Finally, there is the matter of Breath of the Wild’s storytelling and voice performances. This is the first major Zelda title to have voice-acting in it, and the results are a mixed bag. Thankfully cutscenes that use voice-acting are sparse, saved for crucial turning points in the plot and in an optional side mission where you attempt to regain Link’s lost memories of his past. On the one hand it is impressive and exciting to hear characters speak with mythic weight about the world’s lore and legends, something Zelda fans have had to imagine for three decades. On the other, some of the line delivery undercuts what should otherwise be an emotionally powerful scene.
While some of the supporting characters like the hot-blooded Daruk or the aloof Revali have some charm, the most underwhelming performance sabotaging character potential has to go to Princess Zelda herself. I love this version of the character. I love everything from her design to her personality to her chemistry with Link. Equal parts sweet and comforting and headstrong and intelligent. The plot even deals with her being utterly overwhelmed by her responsibility of protecting the kingdom and even throws in some allegories to drone warfare with her attempts to control the Guardians and Divine Beasts. But then she opens her mouth and all I hear is someone doing a mediocre British accent trying desperately to sound like royalty. Voice actress Patricia Summersett doesn’t completely drop the ball and her experience in video game voice-acting has mostly been minor supporting roles, but the affectation she gives to Princess Zelda is very hit or miss.

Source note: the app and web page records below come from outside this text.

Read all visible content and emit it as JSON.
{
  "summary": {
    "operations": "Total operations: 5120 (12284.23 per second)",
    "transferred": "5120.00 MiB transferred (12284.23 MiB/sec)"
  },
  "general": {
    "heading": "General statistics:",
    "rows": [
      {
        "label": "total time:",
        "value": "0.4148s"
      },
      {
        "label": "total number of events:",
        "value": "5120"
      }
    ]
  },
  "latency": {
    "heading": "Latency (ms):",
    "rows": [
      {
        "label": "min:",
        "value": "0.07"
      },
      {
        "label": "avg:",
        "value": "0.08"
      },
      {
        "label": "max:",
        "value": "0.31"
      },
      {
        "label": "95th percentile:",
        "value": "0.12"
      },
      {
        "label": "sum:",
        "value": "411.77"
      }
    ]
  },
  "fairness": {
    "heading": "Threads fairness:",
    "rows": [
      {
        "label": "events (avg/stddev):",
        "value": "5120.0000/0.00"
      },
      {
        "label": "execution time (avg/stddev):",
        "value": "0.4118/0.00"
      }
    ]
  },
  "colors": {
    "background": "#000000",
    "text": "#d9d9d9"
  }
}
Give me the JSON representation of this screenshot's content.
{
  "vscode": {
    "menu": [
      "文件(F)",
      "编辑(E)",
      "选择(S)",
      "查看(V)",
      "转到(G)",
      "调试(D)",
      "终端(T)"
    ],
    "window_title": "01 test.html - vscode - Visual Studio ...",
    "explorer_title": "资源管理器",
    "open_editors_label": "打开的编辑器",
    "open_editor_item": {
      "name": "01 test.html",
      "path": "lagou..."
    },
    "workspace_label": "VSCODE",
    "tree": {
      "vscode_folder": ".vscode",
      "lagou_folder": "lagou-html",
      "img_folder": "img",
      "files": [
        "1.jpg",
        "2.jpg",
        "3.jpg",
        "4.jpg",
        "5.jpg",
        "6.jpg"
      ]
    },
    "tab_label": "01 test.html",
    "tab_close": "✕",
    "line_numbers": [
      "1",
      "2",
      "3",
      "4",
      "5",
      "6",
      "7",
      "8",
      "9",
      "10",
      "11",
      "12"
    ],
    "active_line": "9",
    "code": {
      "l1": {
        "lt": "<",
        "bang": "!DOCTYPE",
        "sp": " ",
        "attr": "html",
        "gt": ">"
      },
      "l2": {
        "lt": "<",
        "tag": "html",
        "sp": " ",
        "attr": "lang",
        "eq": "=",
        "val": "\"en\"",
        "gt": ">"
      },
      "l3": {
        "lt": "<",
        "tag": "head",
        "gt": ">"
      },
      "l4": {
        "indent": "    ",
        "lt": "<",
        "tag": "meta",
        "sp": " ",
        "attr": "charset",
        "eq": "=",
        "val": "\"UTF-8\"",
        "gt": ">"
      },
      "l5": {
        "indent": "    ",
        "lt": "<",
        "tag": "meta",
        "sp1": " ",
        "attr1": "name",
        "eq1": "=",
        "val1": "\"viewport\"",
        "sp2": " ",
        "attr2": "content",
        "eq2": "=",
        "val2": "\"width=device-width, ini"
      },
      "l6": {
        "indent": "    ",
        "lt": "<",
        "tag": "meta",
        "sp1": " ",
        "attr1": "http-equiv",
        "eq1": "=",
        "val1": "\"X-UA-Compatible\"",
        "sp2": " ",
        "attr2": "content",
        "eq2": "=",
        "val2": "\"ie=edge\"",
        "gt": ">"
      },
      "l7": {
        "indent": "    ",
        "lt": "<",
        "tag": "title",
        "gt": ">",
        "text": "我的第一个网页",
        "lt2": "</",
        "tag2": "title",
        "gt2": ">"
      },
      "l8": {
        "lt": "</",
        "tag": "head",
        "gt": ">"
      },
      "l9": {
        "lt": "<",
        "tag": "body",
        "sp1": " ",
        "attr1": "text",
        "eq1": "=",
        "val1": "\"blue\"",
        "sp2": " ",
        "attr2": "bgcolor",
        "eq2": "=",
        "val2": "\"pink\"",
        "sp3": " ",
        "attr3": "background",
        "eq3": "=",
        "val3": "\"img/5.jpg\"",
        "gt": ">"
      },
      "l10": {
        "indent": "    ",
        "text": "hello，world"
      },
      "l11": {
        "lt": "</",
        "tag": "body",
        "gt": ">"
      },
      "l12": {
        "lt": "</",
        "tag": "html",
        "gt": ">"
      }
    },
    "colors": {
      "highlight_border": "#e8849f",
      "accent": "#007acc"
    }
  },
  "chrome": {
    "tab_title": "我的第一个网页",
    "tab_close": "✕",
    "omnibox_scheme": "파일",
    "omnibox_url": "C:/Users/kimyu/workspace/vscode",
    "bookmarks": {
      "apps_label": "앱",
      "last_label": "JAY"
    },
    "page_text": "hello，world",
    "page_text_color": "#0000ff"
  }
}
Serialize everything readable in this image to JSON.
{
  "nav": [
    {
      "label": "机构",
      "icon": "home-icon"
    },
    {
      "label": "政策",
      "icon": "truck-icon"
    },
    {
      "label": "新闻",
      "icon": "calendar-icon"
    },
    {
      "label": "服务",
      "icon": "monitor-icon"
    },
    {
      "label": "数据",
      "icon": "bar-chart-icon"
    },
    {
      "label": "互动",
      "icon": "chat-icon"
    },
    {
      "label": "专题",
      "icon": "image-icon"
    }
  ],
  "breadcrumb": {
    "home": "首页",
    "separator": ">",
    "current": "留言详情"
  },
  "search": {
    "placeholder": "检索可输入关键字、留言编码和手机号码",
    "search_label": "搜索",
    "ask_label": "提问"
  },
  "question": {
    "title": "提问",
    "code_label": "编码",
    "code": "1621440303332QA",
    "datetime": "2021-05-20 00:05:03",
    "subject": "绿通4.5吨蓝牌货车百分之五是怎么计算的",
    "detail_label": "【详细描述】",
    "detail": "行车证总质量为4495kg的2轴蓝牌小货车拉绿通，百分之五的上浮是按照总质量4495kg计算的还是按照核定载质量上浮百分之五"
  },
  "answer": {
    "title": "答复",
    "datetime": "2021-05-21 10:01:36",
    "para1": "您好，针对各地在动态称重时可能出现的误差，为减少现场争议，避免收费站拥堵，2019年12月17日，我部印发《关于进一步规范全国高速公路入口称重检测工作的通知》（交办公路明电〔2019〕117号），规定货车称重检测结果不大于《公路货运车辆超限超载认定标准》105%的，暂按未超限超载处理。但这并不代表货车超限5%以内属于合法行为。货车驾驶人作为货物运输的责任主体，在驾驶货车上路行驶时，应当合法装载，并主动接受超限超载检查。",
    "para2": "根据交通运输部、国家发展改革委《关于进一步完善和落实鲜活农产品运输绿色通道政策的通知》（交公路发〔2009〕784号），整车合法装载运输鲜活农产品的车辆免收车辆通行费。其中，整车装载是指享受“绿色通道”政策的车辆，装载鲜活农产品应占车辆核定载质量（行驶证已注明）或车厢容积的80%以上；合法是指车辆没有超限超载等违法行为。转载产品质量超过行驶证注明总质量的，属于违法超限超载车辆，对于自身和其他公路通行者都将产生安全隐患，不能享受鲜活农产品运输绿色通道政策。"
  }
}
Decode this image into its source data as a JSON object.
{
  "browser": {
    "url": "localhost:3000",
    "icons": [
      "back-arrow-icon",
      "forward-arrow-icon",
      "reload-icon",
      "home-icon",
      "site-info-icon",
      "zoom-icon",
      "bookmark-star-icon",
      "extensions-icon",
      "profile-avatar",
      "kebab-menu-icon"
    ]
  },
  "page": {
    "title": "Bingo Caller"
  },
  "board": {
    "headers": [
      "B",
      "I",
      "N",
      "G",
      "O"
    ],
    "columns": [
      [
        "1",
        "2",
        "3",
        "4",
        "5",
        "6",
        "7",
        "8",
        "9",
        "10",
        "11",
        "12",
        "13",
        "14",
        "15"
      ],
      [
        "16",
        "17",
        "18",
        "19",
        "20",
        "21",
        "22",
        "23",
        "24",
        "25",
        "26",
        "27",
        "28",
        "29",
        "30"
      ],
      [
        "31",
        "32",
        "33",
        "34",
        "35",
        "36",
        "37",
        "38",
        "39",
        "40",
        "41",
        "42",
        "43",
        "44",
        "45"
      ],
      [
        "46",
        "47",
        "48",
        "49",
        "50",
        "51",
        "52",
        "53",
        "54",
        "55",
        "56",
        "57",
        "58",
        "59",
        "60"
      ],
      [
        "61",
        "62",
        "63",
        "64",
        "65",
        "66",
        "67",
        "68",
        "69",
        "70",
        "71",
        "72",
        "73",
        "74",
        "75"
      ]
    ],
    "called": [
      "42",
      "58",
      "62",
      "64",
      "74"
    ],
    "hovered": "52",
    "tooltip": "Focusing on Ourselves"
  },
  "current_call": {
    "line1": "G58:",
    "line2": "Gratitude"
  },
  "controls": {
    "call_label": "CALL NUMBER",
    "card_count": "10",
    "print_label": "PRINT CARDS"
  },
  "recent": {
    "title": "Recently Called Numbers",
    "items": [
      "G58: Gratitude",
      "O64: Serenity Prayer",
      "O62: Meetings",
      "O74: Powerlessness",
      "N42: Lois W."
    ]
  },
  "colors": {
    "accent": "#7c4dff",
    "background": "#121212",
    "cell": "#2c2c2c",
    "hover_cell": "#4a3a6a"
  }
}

I could easily spend at least two thousand more words pouring over how much Breath of the Wild has packed into it; how effortlessly it maintains an atmosphere of wonder and adventure. The solid stealth system. The way the game keeps the world interesting and engaging even if you aren’t fighting or solving puzzles. The joy of taming and training a horse. The quiet and haunting yet beautiful musical score. The peppering of small but interesting collectibles and side missions that keep the world from feeling empty and lifeless. The shear personality found in even the most minor of characters you come across. The fact that this game ate up sixty hours of my life and I was still discovering new quests, enemies and locations.
I could also write extensively about other unusual elements of design like there being no way to save certain meal recipes you’ve discovered for quick replication, or how annoying it is to climb anything during a rainstorm. Or that there is no New Game Plus so I can lose sixty more hours.
But all of that would just be pedantic and minor compared to all of the impeccable polish Nintendo has brought to this experience. Minor flaws in what is otherwise a diamond cut to a fine point by a master craftsman.
Breath of the Wild is a bold and powerful testament to Nintendo’s work. A grand adventure that takes a lot of risks and haves them pay off. An utterly engrossing swan song for the Wii U and a promise for the future of the Nintendo Switch. A once in a lifetime experience that soars above any minor issues it has to take its place as a modern classic.